$|\partial_\mu \phi|^2 \equiv \partial^\mu \phi \partial_\mu \phi \equiv g^{\mu \nu} \partial_\mu \phi \partial_\nu \phi$
(where $g^{\mu \nu}$ is the inverse of $g_{\mu \nu}$; it converts a covector $\partial_\mu \phi$ into a vector, $\partial^\mu \phi$).

In quantum field theory, if an expression like $(\partial_\mu \phi)^2$ appears in the Lagrangian, it always means $\partial^\mu \phi \partial_\mu \phi$, because you can't take the square of a covector, otherwise.

• Markus Hanke
stevendaryl
Staff Emeritus
In quantum field theory, if an expression like $(\partial_\mu \phi)^2$ appears in the Lagrangian, it always means $\partial^\mu \phi \partial_\mu \phi$, because you can't take the square of a covector, otherwise.

Oh, one further point. Since $\partial^\mu \phi \partial_\mu \phi$ means $g^{\mu \nu} \partial_\mu \phi \partial_\nu \phi$, there are two factors of $\partial_\mu \phi$, so taking the derivative with respect to $\partial_\mu \phi$ gives a factor of two.

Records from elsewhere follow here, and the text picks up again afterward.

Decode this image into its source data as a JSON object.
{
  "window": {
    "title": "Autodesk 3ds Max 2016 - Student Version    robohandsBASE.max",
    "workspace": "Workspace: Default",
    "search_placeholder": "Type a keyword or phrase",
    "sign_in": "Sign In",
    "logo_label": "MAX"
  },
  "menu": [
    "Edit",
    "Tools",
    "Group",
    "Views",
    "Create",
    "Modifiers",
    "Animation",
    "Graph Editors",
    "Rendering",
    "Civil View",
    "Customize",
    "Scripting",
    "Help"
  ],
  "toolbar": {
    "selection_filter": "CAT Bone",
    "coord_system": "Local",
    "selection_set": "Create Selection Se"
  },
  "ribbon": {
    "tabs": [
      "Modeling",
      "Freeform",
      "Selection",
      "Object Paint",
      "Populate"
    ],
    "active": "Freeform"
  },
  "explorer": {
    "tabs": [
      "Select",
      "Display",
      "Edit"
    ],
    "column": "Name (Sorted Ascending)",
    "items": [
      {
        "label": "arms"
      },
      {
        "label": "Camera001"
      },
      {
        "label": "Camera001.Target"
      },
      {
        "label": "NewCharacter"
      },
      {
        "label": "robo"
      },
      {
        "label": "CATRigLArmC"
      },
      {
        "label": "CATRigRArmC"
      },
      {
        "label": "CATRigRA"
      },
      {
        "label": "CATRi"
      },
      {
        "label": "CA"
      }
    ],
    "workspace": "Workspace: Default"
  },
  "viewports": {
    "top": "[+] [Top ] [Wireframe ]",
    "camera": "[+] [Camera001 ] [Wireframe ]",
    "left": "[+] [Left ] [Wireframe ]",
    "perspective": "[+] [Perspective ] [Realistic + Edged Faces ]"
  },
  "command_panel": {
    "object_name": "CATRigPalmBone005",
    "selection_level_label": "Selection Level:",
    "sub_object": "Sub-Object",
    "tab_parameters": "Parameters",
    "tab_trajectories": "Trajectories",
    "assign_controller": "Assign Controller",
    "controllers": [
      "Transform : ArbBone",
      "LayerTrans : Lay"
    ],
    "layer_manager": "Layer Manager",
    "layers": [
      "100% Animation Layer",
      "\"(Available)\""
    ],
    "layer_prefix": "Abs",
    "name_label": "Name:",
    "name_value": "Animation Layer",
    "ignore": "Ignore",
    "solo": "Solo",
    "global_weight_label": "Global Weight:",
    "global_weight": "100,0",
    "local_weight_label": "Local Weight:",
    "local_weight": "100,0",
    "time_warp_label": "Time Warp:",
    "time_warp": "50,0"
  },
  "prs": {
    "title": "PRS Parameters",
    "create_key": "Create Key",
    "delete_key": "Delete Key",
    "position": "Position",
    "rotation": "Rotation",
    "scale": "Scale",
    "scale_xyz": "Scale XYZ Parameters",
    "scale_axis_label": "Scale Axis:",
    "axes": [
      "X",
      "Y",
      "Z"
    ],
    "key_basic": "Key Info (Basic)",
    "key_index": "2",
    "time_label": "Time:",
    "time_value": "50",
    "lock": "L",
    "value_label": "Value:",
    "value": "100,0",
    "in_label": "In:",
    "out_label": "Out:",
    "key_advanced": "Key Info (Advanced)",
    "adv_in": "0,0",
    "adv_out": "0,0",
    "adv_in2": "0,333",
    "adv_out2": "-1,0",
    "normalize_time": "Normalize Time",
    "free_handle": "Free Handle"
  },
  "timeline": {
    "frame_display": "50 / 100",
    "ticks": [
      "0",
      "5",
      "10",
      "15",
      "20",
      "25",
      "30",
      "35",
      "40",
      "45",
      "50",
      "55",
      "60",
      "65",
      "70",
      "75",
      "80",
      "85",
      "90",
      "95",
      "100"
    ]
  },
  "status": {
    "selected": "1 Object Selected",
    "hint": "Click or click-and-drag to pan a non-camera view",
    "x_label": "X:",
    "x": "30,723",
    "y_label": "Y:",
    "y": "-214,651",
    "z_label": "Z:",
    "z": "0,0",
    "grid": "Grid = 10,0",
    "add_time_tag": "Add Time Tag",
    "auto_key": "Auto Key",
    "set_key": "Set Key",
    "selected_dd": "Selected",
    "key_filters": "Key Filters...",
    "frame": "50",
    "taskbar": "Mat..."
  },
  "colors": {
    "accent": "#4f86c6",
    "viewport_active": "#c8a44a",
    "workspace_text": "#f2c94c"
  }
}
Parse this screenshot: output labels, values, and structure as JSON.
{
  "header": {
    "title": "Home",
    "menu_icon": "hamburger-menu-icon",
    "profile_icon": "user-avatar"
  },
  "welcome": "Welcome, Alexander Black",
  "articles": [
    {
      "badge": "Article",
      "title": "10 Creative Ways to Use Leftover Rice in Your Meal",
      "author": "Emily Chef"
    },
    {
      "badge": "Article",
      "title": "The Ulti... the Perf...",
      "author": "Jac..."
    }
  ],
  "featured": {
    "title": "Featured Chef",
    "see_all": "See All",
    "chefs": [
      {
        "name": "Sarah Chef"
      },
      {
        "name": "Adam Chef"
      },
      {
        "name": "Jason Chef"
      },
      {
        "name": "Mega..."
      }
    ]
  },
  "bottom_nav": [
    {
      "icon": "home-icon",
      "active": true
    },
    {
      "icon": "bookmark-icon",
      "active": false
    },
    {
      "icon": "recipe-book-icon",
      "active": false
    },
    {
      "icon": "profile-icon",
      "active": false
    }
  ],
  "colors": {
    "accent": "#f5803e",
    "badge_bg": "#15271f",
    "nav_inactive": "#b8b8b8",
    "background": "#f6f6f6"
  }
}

• Markus Hanke
Similarly, the square of a covector must involve a metric, as well:
$|\partial_\mu \phi|^2 \equiv \partial^\mu \phi \partial_\mu \phi \equiv g^{\mu \nu} \partial_\mu \phi \partial_\nu \phi$
(where $g^{\mu \nu}$ is the inverse of $g_{\mu \nu}$; it converts a covector $\partial_\mu \phi$ into a vector, $\partial^\mu \phi$).

In quantum field theory, if an expression like $(\partial_\mu \phi)^2$ appears in the Lagrangian, it always means $\partial^\mu \phi \partial_\mu \phi$, because you can't take the square of a covector, otherwise.

My goodness, of course !! I had come across that already in my studies of GR, but it had completely slipped my mind in this context. I knew I was missing something elementary. Thank you for taking the time to reply in such detail, I understand it now Oh, one further point. Since $\partial^\mu \phi \partial_\mu \phi$ means $g^{\mu \nu} \partial_\mu \phi \partial_\nu \phi$, there are two factors of $\partial_\mu \phi$, so taking the derivative with respect to $\partial_\mu \phi$ gives a factor of two.

Yup indeed :) Given the correct expansion of this bracket, I actually got the rest of the exercise done with no problems, it was really just this one upper index that tripped me up. But all is good now